First truly wild theory of the season? Vera is Leon. Like a gamer having two accounts for one game so they can play it through different ways.
Also, where is beloved Leon?
So now we know there is a mysterious third alter, am I the only one reading way too much into everything Rami Malek does? Because I’m doing that. I’ve been feeling like he’s acting weird since the opening of the season and tonight he just seemed to hit a few curious line readings that made me wonder if it was Our Elliot or someone else behind the wheel. Even how he sneaks around and the smooth, fluid way he passed through Olivia’s apartment in that oner, just felt … different.
Speaking of Olivia; I loved her. She was sweet and vulnerable and did Elliot some good for once. It would be interesting to see if she makes a return, either as an ongoing love interest or perhaps someone Elliot revisits when all is said and done. That said, I feel like the mention of Trenton’s brother, Mohammed (from back in Season 3) was perhaps intentional, signalling she’s a one-off character –one who has taught Elliot something vital but won’t return to add more — however often you return to speak with them. It’s one of those habits that adds, in my mind anyway, to the VR or Sim theory. That and the fact he took Mohammed to Back to the Future, a film about trying to redo things…
Similar to that episode, this one had a pleasantly sedate, dreamlike sort of quality to it and I’m loving that while their mission to Save/Destroy The World is down to the days, there’s still space in the story for both big and small character moments like this. While we saw Elliot learn to let people in a little, we also saw Whiterose dealing with the cost of letting someone in and then losing them, as she did Chen.
Those opening twenty minutes just won’t let me be. I had to make myself concentrate to focus on the rest of the episode because all I can do now is obsess over that little Whiterose Origins Story.
I’m fascinated by the fact that while Whiterose did have to grow into certain aspects of herself; she’s always been ruthlessly driven by power and control.
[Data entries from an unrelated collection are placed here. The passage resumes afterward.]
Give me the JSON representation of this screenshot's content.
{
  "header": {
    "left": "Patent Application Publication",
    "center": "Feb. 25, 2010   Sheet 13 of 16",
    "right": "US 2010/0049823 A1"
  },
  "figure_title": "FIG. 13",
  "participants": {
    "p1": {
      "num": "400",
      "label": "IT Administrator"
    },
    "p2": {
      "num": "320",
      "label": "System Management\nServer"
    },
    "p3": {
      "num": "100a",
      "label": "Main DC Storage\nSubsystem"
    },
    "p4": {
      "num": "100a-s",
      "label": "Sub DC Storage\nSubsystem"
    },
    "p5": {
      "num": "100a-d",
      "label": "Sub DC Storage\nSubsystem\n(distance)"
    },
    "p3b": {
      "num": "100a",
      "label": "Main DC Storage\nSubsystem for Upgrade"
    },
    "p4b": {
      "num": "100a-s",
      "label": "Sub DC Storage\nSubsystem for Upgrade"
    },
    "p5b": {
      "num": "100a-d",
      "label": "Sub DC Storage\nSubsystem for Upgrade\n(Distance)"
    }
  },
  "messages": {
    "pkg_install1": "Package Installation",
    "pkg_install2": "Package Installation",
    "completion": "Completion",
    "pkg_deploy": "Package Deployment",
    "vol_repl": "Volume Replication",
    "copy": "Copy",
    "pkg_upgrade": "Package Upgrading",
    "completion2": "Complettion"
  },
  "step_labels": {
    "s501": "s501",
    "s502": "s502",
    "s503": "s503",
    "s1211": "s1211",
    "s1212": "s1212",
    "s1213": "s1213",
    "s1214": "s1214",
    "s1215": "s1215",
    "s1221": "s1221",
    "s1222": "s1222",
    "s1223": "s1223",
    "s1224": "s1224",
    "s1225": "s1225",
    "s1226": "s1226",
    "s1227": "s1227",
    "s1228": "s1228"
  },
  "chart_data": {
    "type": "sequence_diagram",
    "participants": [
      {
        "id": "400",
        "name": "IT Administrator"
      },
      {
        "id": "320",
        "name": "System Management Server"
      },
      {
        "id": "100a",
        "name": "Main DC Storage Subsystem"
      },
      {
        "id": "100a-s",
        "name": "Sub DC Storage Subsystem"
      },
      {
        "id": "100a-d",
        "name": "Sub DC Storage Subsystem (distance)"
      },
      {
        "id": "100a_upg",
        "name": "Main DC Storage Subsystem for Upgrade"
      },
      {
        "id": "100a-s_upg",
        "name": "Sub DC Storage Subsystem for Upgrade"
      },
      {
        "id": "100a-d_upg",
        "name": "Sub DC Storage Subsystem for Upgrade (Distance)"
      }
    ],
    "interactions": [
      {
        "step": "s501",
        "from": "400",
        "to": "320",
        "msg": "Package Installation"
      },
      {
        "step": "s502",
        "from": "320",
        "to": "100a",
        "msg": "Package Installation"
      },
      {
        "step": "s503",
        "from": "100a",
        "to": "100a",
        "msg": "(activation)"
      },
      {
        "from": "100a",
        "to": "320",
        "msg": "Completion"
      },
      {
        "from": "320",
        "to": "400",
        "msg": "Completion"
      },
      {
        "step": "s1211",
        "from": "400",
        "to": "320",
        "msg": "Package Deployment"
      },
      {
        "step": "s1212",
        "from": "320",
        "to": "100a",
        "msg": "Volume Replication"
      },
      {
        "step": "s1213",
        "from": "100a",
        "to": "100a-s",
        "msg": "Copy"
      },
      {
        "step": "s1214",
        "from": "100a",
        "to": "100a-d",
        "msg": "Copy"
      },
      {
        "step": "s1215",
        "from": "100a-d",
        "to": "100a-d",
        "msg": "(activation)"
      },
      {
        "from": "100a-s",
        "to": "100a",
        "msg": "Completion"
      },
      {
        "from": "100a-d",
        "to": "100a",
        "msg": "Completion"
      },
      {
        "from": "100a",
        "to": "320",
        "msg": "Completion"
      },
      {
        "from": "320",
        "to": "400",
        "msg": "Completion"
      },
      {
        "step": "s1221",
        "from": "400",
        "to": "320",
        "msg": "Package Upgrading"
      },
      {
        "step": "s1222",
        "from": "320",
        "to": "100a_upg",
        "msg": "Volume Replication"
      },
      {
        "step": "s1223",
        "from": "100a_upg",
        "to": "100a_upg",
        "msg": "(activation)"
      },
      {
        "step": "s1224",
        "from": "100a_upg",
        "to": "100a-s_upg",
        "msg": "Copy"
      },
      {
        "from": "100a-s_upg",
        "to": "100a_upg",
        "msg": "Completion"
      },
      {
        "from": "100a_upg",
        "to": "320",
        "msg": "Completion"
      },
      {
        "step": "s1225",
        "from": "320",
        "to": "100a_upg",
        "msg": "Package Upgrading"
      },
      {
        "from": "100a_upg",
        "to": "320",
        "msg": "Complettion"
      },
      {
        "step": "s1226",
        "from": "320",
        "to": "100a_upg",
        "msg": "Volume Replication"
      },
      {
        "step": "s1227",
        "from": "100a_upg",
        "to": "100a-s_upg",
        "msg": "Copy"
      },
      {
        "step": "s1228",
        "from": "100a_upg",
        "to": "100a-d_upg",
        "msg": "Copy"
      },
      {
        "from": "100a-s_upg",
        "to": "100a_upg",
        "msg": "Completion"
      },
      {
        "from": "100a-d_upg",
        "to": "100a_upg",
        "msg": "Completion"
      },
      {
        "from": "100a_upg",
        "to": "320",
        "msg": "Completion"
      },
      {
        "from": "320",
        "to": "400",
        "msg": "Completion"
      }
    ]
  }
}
She was willing to sacrifice, indefinitely (and as we’ve seen, it’s been decades) her own freedom and truth, to acquire more power, more control. She did this knowing what it would cost Chen, and what she was asking of him. Perhaps she thought that given what she was sacrificing, he would be okay doing the same. Even in the present, Whiterose still has that blind spot for people’s emotions, that assumption that if she wants it, they must want it too. It’s about the only thing that foils her in any capacity, is her inability to predict or control what people will do when she pushes too hard.
I like the fact Wang Shu is both cogent of this fact and actively compensating for it, and the reminder Whiterose is still the best head in the game, even when she’s a little distracted.
And finally, let’s talk about Tyrell. I’m … I can’t decide what I think is going on. Tyrell hasn’t appeared since the season opener, and when he did he was a hollow, shattered, shell of a man, dragging himself through a day of work. We haven’t seen or heard from him since and then in this episode, he’s mentioned once, given a huge promotion off-camera, and just mysteriously turns up, Robot style, in Elliot’s place. Esmail is clearly leading us back to the idea Tyrell, or at least … a version of Tyrell might be one of Elliot’s alters. But, I stress, again, Tyrell has too much of a full life to be a full-blown alter. Perhaps Elliot has his own version, a TyrElliot that serves his needs. That would be why Vera didn’t bother him (which, incidentally, whoever the alter is either doesn’t know Vera is dangerous or knows for a fact he isn’t), Tyrell doesn’t know who he is.
I can’t wait to see how this turns out. I trust Esmail to land it right, I do.
Next time, Tyrell (… probably) leads Elliot and Robot on a strange adventure. Will we get answers about who he really is? If he really … is?
Tune in next week.